PROBLEM TO SOLVE:
Copy every line of the entries that has the string "description" in it.

[Page and application data records]
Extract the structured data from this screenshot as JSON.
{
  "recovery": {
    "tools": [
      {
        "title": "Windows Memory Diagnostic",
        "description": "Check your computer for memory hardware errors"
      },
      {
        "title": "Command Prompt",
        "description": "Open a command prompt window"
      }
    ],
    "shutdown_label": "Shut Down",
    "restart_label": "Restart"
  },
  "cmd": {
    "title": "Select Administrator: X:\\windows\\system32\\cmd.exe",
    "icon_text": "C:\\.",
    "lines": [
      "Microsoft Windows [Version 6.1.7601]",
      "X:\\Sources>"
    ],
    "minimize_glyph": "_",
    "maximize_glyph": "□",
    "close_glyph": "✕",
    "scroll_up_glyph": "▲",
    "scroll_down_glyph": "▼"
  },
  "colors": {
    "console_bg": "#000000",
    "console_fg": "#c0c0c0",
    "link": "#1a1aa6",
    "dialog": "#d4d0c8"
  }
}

RESULT OF THIS TASK:
        "description": "Check your computer for memory hardware errors"
        "description": "Open a command prompt window"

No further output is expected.